Consider one particular copper atom at the tip of the nose of the statue of Sir Winston Churchill that stands in Parliament Square in London. Let me try to explain why that copper atom is there.

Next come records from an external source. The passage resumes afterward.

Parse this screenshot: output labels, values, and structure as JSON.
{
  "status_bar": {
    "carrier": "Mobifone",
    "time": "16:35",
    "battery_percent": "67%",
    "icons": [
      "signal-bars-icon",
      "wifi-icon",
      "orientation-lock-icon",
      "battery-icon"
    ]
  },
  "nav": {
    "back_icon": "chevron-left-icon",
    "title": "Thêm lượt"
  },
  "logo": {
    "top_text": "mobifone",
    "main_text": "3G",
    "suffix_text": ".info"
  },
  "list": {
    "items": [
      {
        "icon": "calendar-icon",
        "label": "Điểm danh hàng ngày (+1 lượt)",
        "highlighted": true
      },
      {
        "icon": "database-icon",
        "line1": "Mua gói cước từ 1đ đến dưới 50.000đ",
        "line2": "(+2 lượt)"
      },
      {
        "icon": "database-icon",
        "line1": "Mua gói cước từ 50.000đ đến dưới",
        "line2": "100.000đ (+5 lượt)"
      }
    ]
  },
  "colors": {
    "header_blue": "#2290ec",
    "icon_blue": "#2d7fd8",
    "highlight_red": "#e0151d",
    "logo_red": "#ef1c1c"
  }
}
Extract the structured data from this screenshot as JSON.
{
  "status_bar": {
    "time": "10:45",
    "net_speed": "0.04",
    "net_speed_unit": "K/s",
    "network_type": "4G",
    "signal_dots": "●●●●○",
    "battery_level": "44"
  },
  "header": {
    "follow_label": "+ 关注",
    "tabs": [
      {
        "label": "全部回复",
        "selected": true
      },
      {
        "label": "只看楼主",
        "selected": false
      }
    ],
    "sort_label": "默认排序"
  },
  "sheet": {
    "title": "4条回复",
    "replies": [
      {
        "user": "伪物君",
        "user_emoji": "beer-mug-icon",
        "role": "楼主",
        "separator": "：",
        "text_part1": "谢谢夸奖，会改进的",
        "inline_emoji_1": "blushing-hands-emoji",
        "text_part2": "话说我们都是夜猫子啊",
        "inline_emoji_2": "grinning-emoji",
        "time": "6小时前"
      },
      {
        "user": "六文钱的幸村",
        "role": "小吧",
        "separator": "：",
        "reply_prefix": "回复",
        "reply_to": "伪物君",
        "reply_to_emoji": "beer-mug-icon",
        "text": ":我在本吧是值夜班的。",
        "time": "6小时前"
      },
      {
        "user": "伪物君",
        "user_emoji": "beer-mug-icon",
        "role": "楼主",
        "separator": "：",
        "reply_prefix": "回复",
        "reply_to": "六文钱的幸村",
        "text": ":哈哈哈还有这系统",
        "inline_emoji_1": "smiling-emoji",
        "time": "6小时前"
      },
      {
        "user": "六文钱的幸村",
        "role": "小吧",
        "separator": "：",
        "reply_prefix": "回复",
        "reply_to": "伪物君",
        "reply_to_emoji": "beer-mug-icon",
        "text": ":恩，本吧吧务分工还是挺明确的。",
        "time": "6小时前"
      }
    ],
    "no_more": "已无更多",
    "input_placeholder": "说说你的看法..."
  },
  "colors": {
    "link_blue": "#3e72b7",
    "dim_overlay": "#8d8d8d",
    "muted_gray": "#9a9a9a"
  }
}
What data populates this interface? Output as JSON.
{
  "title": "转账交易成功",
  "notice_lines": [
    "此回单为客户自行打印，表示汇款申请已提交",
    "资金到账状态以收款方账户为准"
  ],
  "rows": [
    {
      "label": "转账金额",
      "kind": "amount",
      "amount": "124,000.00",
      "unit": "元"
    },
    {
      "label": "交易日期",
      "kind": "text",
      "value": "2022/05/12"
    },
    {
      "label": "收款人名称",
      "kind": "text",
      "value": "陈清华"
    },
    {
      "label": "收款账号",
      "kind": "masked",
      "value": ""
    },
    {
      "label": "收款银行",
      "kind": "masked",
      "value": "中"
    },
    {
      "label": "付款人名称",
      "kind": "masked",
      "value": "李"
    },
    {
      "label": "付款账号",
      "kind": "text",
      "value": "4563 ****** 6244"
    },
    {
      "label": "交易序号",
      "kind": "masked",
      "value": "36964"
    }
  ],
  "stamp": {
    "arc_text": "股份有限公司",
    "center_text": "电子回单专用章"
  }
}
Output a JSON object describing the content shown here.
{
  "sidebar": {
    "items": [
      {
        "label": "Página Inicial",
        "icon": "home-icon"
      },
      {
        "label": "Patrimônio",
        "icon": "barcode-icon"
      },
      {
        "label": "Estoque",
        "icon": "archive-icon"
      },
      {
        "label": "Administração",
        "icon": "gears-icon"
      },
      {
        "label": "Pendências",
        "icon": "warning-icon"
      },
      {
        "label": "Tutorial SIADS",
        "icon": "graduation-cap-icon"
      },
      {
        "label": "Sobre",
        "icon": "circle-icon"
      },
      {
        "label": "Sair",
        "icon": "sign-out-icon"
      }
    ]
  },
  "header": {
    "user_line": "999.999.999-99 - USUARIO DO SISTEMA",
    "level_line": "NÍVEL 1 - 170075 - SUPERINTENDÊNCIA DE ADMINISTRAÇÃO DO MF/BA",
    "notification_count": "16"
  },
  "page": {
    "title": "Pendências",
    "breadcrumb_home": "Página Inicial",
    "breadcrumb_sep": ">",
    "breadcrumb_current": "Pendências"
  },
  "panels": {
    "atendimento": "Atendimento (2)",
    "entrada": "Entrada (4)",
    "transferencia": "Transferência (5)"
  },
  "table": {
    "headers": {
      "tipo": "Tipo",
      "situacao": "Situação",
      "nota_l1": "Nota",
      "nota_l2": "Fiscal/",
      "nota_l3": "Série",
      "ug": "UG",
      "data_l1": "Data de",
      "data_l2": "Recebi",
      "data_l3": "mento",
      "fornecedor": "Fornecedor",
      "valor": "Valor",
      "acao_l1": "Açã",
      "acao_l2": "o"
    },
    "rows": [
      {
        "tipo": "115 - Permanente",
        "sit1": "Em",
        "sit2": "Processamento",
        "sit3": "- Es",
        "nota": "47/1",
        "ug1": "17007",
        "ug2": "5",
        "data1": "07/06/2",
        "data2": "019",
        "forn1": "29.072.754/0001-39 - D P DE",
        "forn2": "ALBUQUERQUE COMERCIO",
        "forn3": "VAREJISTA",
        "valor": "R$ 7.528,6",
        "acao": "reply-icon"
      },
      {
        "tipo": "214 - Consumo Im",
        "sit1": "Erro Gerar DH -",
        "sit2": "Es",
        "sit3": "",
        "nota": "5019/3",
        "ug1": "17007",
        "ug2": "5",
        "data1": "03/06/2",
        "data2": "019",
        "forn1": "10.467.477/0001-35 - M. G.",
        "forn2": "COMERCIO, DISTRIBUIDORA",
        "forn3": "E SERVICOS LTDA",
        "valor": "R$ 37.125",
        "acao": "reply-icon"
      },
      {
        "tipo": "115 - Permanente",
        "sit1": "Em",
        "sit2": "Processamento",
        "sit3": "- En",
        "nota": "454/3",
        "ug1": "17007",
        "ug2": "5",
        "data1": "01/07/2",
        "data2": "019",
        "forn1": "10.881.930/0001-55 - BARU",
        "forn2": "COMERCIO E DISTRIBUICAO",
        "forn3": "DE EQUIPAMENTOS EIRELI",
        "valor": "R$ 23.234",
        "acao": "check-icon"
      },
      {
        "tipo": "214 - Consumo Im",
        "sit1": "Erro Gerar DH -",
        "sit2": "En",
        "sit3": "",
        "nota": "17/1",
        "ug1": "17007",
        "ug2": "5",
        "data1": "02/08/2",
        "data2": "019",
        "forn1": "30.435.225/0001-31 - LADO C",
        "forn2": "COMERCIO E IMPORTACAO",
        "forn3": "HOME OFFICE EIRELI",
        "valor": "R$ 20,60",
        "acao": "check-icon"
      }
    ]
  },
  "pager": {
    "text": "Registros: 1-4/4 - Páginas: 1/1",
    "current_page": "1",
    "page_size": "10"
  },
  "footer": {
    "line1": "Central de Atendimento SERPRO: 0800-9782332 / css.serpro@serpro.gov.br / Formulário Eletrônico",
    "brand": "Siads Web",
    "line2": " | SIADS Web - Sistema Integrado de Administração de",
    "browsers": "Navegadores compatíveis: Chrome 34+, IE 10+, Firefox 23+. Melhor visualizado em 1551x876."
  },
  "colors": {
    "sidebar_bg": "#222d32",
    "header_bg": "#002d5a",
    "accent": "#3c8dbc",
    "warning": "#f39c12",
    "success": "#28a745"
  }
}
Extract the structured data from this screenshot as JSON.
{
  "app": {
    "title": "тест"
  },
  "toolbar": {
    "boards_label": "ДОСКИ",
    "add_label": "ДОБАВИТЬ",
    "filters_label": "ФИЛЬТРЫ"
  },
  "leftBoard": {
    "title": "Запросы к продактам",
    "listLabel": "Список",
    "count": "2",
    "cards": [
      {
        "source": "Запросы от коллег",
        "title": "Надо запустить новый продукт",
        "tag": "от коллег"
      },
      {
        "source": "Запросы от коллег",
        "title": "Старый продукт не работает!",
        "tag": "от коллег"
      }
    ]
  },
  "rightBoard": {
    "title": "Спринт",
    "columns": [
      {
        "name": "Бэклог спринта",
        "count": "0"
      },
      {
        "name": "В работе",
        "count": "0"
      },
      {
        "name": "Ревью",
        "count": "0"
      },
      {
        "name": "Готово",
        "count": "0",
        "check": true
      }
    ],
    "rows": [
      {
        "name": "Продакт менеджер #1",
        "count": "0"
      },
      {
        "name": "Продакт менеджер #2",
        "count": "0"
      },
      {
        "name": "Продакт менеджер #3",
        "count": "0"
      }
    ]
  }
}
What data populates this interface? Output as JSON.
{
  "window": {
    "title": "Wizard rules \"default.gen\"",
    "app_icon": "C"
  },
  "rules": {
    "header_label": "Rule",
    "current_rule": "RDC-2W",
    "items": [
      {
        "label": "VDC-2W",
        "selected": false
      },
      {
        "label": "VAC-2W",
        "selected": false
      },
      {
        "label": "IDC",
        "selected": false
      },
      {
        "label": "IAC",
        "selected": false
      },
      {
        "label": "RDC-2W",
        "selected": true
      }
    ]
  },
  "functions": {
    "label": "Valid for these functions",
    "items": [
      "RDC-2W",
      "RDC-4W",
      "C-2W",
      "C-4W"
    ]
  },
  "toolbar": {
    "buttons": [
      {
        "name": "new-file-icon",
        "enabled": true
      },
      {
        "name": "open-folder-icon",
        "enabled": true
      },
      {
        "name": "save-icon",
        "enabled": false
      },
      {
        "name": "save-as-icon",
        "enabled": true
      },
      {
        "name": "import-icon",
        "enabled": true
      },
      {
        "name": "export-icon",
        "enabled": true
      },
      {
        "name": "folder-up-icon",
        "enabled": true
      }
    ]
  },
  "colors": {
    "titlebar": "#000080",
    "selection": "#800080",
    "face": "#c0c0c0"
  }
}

It is because Churchill served as prime minister in the House of Commons nearby; and because his ideas and leadership contributed to the Allied victory in the Second World War; and because it is customary to honour such people by putting up statues of them; and because bronze, a traditional material for such statues, contains copper, and so on. Thus we explain a low-level physical observation – the presence of a copper atom at a particular location – through extremely high-level theories about emergent phenomena such as ideas, leadership, war and tradition.
He goes on to explain how silly an explanation of how that copper atom came to rest at the tip of that particular statue's nose would look if it were only to refer to phenomena at the level of atoms and physics.
In any complex system, there is an intricate dance of higher levels of emergence creating constraints and influencing lower levels of emergence (in this case, culture influencing atoms even though culture is, itself, an emergent property of atomic effects).
Similarly, in our systems, we have different levels of emergence at which different types of abstractions exist.
Just as is the case for physics and culture though, there is no single direction in which explanations flow between different levels of abstraction.
The crucial point, if we are going to build systems that we can understand (i.e. explain), is that we must have a language of talking about each relevant level of abstraction in our codebases.
Too often, the flow that connects various endpoints is absent from our backend code and it severly hampers our ability to understand our equivalent of why that particular copper atom came to be at the tip of that particular statue's nose - in our scenarios: why this endpoint has some particular validation or guards against some strange phenomena.
If we build software that contains the entities that we talk about when we explain how it works, we will build better, more easily understood systems.
That's one of the crucial insights that got us excited about centering backend systems around state machines. Every engineer explains the components of their systems as a flow but no flow can be found in their codebase. Why not build your system the way you think about it?